1. This is a petition for revision of an order of a learned Subordinate Judge refusing to amend a plaint. The plaintiff brought a suit for a declaration of his title in certain land of which he claimed to be in possession. The land wag described in Schedule Ka of the plaint and the plaintiff claimed a six anna interest therein. On one reading of the plaint it would appear that the plaintiff claimed an undivided six annas in the plots mentioned in the schedule. But we cannot overlook the fact that in the body of the plaint he claimed that he had been in exclusive possession of the six annas which had apparently been allotted to him on a partition. Being in exclusive possession of his share suggests that the six annas in the property mentioned in schedule Ka must have been demarcated and therefore his claim was to specific portions of each of the plots mentioned in the schedule.
2. As the case proceeded, the plaintiff realised that it would be necessary to amend the plaint in order to claim specific portions of the plots in question. The learned Subordinate Judge refused to grant the amendment asked for. He says that there is nothing in the plaint to show that the plaintiff possessed any demarcated portion of any of the plots of the suit land. That is true to some extent, but, as I have said, there is also a plea that the plaintiff was in exclusive possession of his share by cultivation and it is impossible to cultivate exclusively six annas of any property unless that share has been demarcated or separated from the remaining ten annas.
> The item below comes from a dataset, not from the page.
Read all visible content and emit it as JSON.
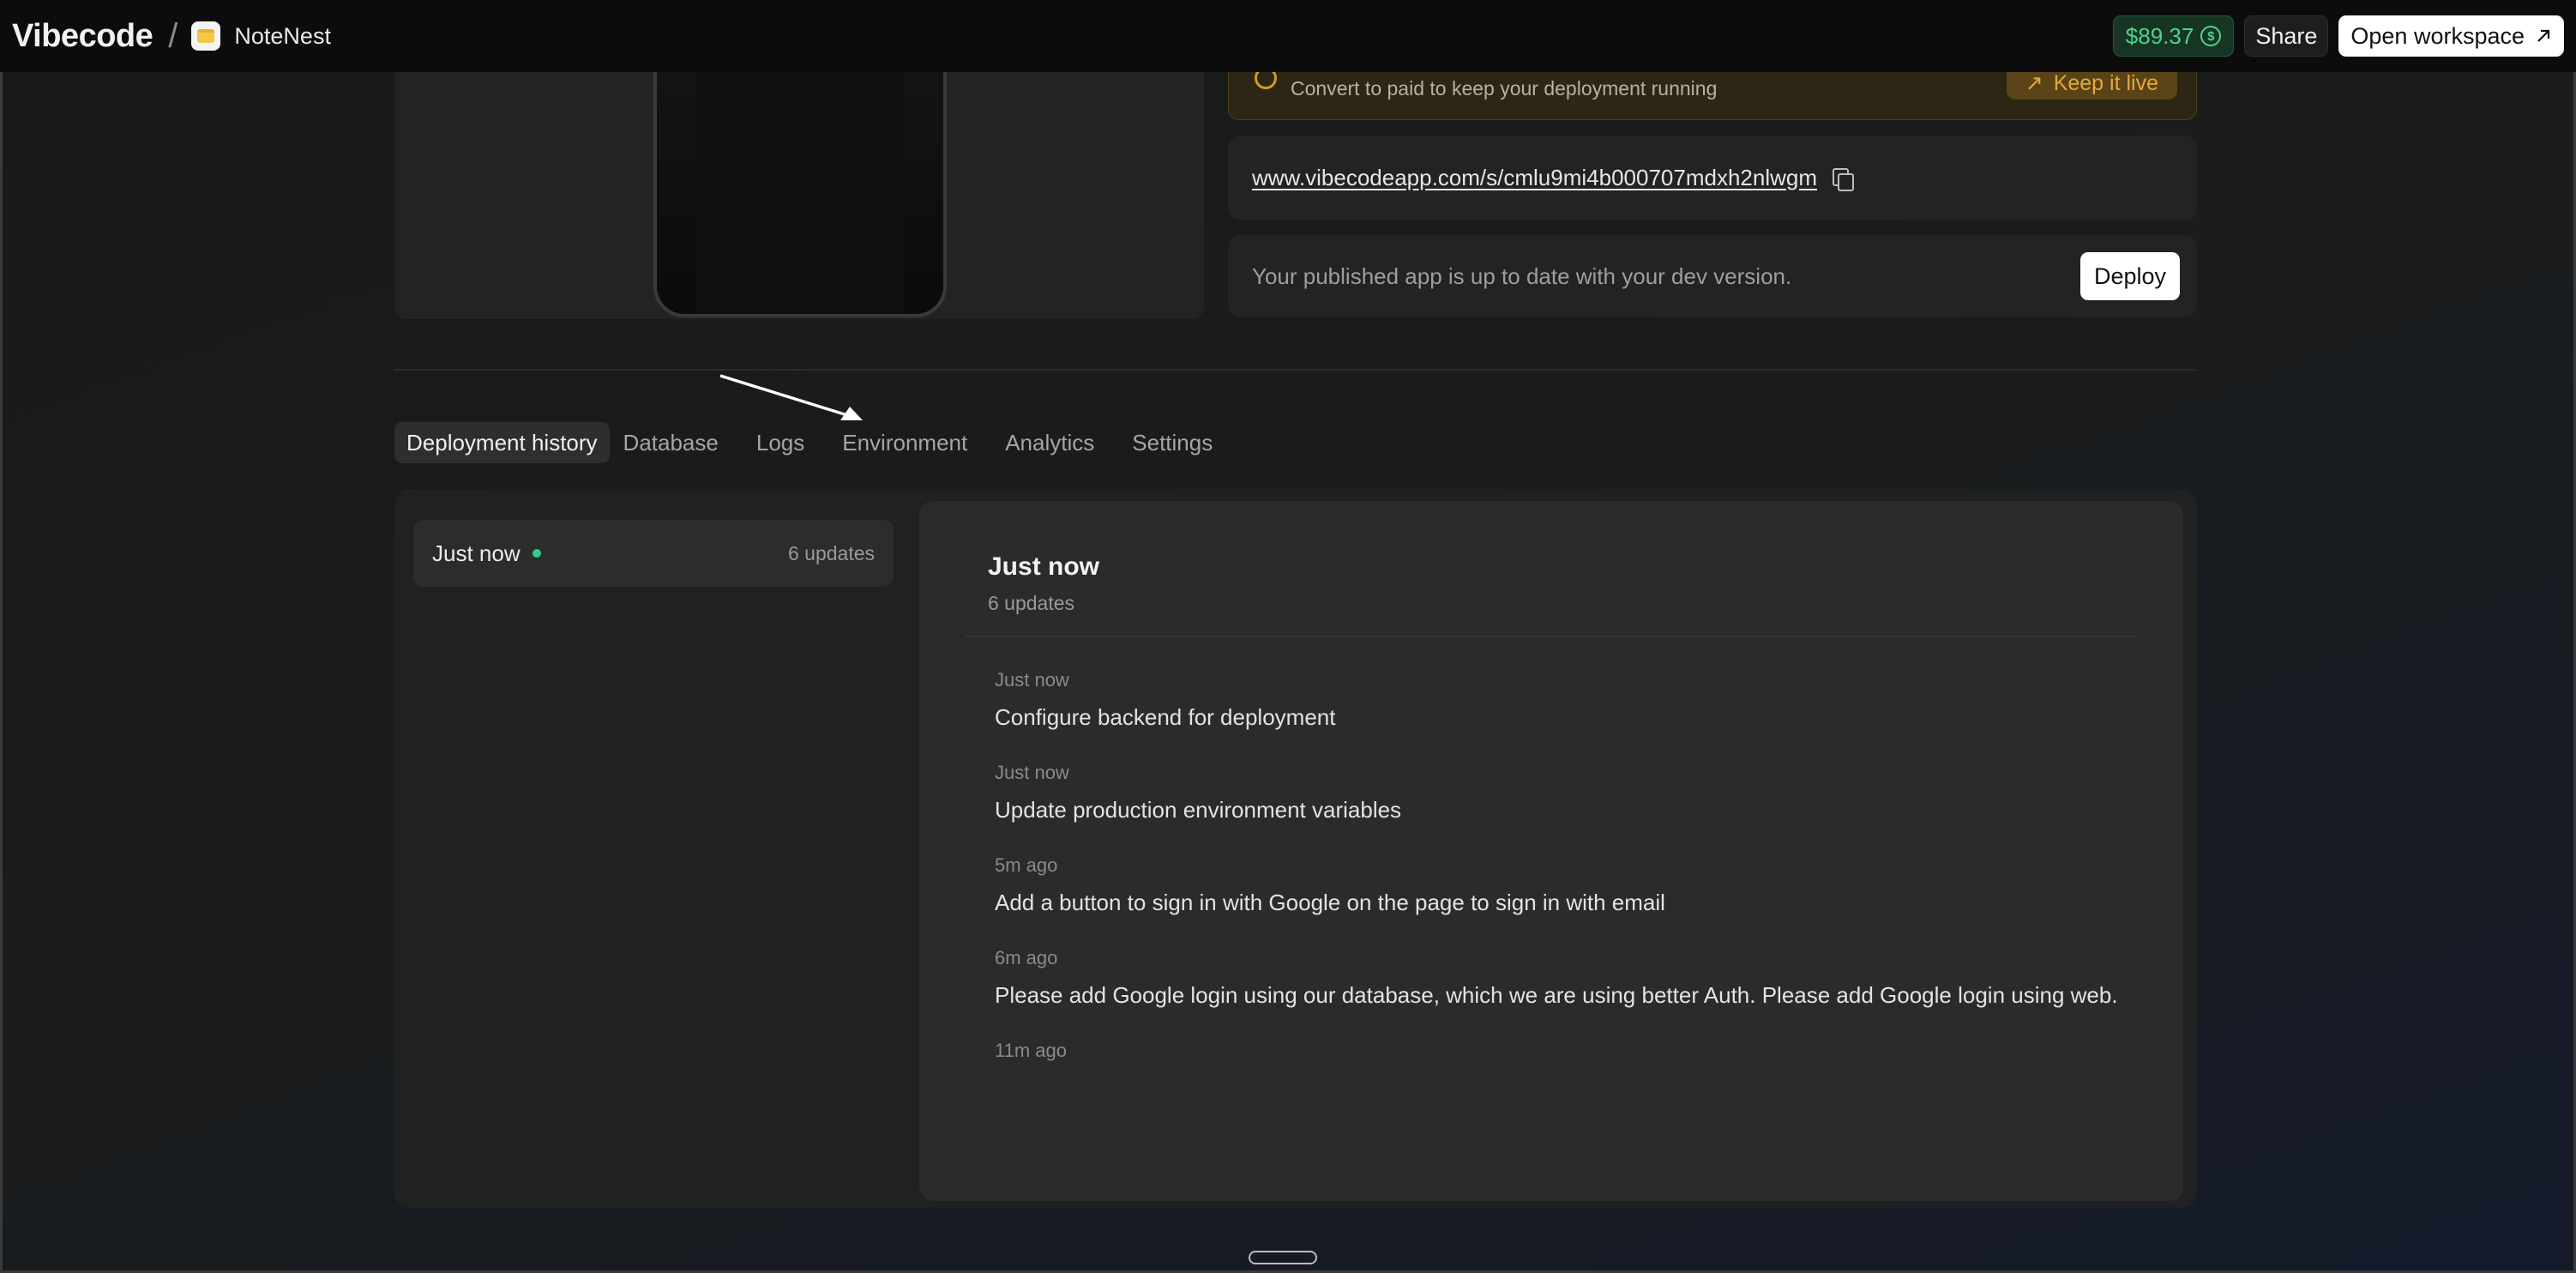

3. The learned Judge also points out that in evidence the plaintiff was very vague as to the properties he actually claimed. The learned Judge says that the demarcation now alleged must be regarded as illusory. In other words the learned Judge appears to think that if the plaint was amended and specific portions of each of the plots claimed, the plaintiff could never hope to establish his claim. That however is no ground whatsoever for refusing an amendment.
If the amendment is necessary to decide the real issue between the parties the amendment should be granted, even though the Court may think that the plaintiff or the defendant who seeks the amendment will not be able to establish the facts necessary to support the amendment plea or defence. It seems to me that as the case proceeded justice required that the plaintiff should be given leave to amend the schedule to his plaint so that the Court could decide the real issue in the case; that is whether or not the plaintiff was entitled to portions of these plots which he alleged he had possessed exclusively by cultivation. That being so, if we have power to interfere, I would be inclined in this case to set aside the order of the learned Subordinate Judge and direct him to allow the amendment.
4. It was, however, urged before us that we could not interfere under Section 115, Civil P. C. Whether an amendment should or should not be granted is a matter within the discretion of the Court and it is urged that this Court cannot interfere under Section 115, Civil P. C. with the exercise of such discretion.
5. The very point was considered by a Bench of this Court in Loke Nath v. Abani Nath : AIR1934Cal102 . This was a case decided before the Government of India Act, 1935. A Bench which decided the case held that there is no hard and fast rule that in no circumstances can a discretionary order by a Judicial officer be reviewed either under Section 115, Civil P. C. or under Section 107, Government of India Act or under the combined operation of both. The Bench further held that the Court could interfere where the lower Court had wrongly rejected an application to amend.
6. It might be suggested that the recent pronouncements of their Lordships of the Privy Council are not consistent with this case. But it must be observed that this case deals not only with Section 115, Civil P. C., but with Section 107, Government of India Act, 1919. Courts have held that under Section 107, Government of India Act, 1919, orders in the nature of orders in revision could in proper cases be made. Any right to make such orders however was expressly taken away by the Government of India Act, 1935, which limited the rights of superintendence to what I may describe as purely non-judicial matters. In the new Constitution however that limitation has been removed and the right of superintendence which this Court now has is practically the right it had under the Act of 1919. The position today, therefore, is precisely the same as it was when Loke Nath's case : AIR1934Cal102 was decided, and therefore, it appears to me that we must follow that decision as it is binding on us. We, therefore, must hold that we now can interfere, either under Section 115, Civil P. C. or under powers which we now possess under the new Constitution to superintend the lower Courts.
7. That being so, I would allow this application, set aside the order of the learned Subordinate Judge and remand the case to him, with the direction that he should allow the amendment of the plaint as prayed. An opportunity of course must be given to the defendants to file amended written statements and then the case will proceed.
8. The Rule is, therefore, made absolute in these terms, but in the circumstances I would direct that costs of this application be costs in the suit.